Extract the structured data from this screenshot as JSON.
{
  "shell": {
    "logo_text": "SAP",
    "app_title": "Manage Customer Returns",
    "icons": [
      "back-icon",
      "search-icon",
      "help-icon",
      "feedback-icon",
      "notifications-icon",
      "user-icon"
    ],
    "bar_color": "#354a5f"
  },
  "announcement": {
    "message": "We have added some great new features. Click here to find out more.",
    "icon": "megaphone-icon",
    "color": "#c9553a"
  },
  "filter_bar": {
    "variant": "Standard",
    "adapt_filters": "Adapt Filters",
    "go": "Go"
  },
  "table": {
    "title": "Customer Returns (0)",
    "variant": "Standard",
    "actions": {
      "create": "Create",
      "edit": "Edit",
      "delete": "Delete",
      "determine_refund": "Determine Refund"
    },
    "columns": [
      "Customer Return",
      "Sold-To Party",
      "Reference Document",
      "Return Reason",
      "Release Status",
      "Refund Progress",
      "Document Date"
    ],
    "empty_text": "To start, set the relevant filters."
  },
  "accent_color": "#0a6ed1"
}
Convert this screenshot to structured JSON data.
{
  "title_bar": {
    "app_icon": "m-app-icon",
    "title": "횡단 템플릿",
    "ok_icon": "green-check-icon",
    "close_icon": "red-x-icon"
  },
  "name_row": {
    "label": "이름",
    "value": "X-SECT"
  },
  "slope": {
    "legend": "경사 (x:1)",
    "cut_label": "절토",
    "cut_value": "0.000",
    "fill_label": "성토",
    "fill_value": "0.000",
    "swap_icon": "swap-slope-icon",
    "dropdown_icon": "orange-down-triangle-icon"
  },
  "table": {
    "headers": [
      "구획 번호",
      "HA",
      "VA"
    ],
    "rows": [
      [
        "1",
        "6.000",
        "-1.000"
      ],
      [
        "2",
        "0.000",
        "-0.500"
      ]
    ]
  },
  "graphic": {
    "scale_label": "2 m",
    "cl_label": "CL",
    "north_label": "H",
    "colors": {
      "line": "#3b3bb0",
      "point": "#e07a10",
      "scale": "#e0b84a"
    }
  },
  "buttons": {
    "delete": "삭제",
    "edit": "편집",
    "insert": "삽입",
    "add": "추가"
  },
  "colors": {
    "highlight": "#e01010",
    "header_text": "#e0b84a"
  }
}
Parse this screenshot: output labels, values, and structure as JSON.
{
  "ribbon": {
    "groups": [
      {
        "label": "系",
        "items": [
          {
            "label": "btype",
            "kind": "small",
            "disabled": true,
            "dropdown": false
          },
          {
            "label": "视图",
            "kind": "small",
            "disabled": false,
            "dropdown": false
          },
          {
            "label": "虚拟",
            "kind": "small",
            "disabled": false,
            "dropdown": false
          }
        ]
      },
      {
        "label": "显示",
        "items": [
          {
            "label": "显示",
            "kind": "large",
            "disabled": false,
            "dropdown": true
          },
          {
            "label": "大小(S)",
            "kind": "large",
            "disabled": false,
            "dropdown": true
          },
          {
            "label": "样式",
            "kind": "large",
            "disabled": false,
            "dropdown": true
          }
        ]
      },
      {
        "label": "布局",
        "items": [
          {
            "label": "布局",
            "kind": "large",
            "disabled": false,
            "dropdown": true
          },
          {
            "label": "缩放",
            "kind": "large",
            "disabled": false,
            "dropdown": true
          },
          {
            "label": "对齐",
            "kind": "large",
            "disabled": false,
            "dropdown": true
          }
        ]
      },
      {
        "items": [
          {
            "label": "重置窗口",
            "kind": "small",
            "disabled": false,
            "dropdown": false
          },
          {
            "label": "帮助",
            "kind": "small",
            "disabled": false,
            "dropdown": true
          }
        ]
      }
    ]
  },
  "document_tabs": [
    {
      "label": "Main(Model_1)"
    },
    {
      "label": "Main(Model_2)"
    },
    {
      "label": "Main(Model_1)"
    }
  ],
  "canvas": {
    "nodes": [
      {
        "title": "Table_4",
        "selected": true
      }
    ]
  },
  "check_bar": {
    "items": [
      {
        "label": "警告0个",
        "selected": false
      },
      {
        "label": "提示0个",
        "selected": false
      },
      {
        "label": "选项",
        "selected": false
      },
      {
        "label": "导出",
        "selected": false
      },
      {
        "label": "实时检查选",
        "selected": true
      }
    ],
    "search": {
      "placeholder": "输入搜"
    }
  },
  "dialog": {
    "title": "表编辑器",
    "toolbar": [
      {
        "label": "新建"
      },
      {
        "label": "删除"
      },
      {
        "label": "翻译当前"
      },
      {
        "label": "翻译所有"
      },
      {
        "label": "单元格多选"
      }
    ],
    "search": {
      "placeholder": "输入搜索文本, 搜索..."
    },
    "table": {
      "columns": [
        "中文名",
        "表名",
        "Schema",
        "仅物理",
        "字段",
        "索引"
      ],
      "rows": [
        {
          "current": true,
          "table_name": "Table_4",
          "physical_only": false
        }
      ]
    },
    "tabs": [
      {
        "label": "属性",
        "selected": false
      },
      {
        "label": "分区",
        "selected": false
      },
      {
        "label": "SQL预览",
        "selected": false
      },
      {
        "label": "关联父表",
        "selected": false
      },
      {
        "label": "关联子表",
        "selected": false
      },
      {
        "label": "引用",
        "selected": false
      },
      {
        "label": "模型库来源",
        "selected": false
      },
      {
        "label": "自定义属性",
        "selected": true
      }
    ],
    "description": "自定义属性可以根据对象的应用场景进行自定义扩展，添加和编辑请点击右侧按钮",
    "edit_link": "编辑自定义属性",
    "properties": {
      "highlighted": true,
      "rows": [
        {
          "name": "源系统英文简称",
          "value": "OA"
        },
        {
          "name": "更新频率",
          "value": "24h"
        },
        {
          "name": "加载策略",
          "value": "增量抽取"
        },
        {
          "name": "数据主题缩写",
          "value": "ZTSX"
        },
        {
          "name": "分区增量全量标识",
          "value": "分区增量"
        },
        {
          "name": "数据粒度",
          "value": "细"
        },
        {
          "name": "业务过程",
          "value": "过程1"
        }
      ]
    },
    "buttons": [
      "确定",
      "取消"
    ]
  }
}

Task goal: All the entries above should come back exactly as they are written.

Response:
Extract the structured data from this screenshot as JSON.
{
  "shell": {
    "logo_text": "SAP",
    "app_title": "Manage Customer Returns",
    "icons": [
      "back-icon",
      "search-icon",
      "help-icon",
      "feedback-icon",
      "notifications-icon",
      "user-icon"
    ],
    "bar_color": "#354a5f"
  },
  "announcement": {
    "message": "We have added some great new features. Click here to find out more.",
    "icon": "megaphone-icon",
    "color": "#c9553a"
  },
  "filter_bar": {
    "variant": "Standard",
    "adapt_filters": "Adapt Filters",
    "go": "Go"
  },
  "table": {
    "title": "Customer Returns (0)",
    "variant": "Standard",
    "actions": {
      "create": "Create",
      "edit": "Edit",
      "delete": "Delete",
      "determine_refund": "Determine Refund"
    },
    "columns": [
      "Customer Return",
      "Sold-To Party",
      "Reference Document",
      "Return Reason",
      "Release Status",
      "Refund Progress",
      "Document Date"
    ],
    "empty_text": "To start, set the relevant filters."
  },
  "accent_color": "#0a6ed1"
}
Convert this screenshot to structured JSON data.
{
  "title_bar": {
    "app_icon": "m-app-icon",
    "title": "횡단 템플릿",
    "ok_icon": "green-check-icon",
    "close_icon": "red-x-icon"
  },
  "name_row": {
    "label": "이름",
    "value": "X-SECT"
  },
  "slope": {
    "legend": "경사 (x:1)",
    "cut_label": "절토",
    "cut_value": "0.000",
    "fill_label": "성토",
    "fill_value": "0.000",
    "swap_icon": "swap-slope-icon",
    "dropdown_icon": "orange-down-triangle-icon"
  },
  "table": {
    "headers": [
      "구획 번호",
      "HA",
      "VA"
    ],
    "rows": [
      [
        "1",
        "6.000",
        "-1.000"
      ],
      [
        "2",
        "0.000",
        "-0.500"
      ]
    ]
  },
  "graphic": {
    "scale_label": "2 m",
    "cl_label": "CL",
    "north_label": "H",
    "colors": {
      "line": "#3b3bb0",
      "point": "#e07a10",
      "scale": "#e0b84a"
    }
  },
  "buttons": {
    "delete": "삭제",
    "edit": "편집",
    "insert": "삽입",
    "add": "추가"
  },
  "colors": {
    "highlight": "#e01010",
    "header_text": "#e0b84a"
  }
}
Parse this screenshot: output labels, values, and structure as JSON.
{
  "ribbon": {
    "groups": [
      {
        "label": "系",
        "items": [
          {
            "label": "btype",
            "kind": "small",
            "disabled": true,
            "dropdown": false
          },
          {
            "label": "视图",
            "kind": "small",
            "disabled": false,
            "dropdown": false
          },
          {
            "label": "虚拟",
            "kind": "small",
            "disabled": false,
            "dropdown": false
          }
        ]
      },
      {
        "label": "显示",
        "items": [
          {
            "label": "显示",
            "kind": "large",
            "disabled": false,
            "dropdown": true
          },
          {
            "label": "大小(S)",
            "kind": "large",
            "disabled": false,
            "dropdown": true
          },
          {
            "label": "样式",
            "kind": "large",
            "disabled": false,
            "dropdown": true
          }
        ]
      },
      {
        "label": "布局",
        "items": [
          {
            "label": "布局",
            "kind": "large",
            "disabled": false,
            "dropdown": true
          },
          {
            "label": "缩放",
            "kind": "large",
            "disabled": false,
            "dropdown": true
          },
          {
            "label": "对齐",
            "kind": "large",
            "disabled": false,
            "dropdown": true
          }
        ]
      },
      {
        "items": [
          {
            "label": "重置窗口",
            "kind": "small",
            "disabled": false,
            "dropdown": false
          },
          {
            "label": "帮助",
            "kind": "small",
            "disabled": false,
            "dropdown": true
          }
        ]
      }
    ]
  },
  "document_tabs": [
    {
      "label": "Main(Model_1)"
    },
    {
      "label": "Main(Model_2)"
    },
    {
      "label": "Main(Model_1)"
    }
  ],
  "canvas": {
    "nodes": [
      {
        "title": "Table_4",
        "selected": true
      }
    ]
  },
  "check_bar": {
    "items": [
      {
        "label": "警告0个",
        "selected": false
      },
      {
        "label": "提示0个",
        "selected": false
      },
      {
        "label": "选项",
        "selected": false
      },
      {
        "label": "导出",
        "selected": false
      },
      {
        "label": "实时检查选",
        "selected": true
      }
    ],
    "search": {
      "placeholder": "输入搜"
    }
  },
  "dialog": {
    "title": "表编辑器",
    "toolbar": [
      {
        "label": "新建"
      },
      {
        "label": "删除"
      },
      {
        "label": "翻译当前"
      },
      {
        "label": "翻译所有"
      },
      {
        "label": "单元格多选"
      }
    ],
    "search": {
      "placeholder": "输入搜索文本, 搜索..."
    },
    "table": {
      "columns": [
        "中文名",
        "表名",
        "Schema",
        "仅物理",
        "字段",
        "索引"
      ],
      "rows": [
        {
          "current": true,
          "table_name": "Table_4",
          "physical_only": false
        }
      ]
    },
    "tabs": [
      {
        "label": "属性",
        "selected": false
      },
      {
        "label": "分区",
        "selected": false
      },
      {
        "label": "SQL预览",
        "selected": false
      },
      {
        "label": "关联父表",
        "selected": false
      },
      {
        "label": "关联子表",
        "selected": false
      },
      {
        "label": "引用",
        "selected": false
      },
      {
        "label": "模型库来源",
        "selected": false
      },
      {
        "label": "自定义属性",
        "selected": true
      }
    ],
    "description": "自定义属性可以根据对象的应用场景进行自定义扩展，添加和编辑请点击右侧按钮",
    "edit_link": "编辑自定义属性",
    "properties": {
      "highlighted": true,
      "rows": [
        {
          "name": "源系统英文简称",
          "value": "OA"
        },
        {
          "name": "更新频率",
          "value": "24h"
        },
        {
          "name": "加载策略",
          "value": "增量抽取"
        },
        {
          "name": "数据主题缩写",
          "value": "ZTSX"
        },
        {
          "name": "分区增量全量标识",
          "value": "分区增量"
        },
        {
          "name": "数据粒度",
          "value": "细"
        },
        {
          "name": "业务过程",
          "value": "过程1"
        }
      ]
    },
    "buttons": [
      "确定",
      "取消"
    ]
  }
}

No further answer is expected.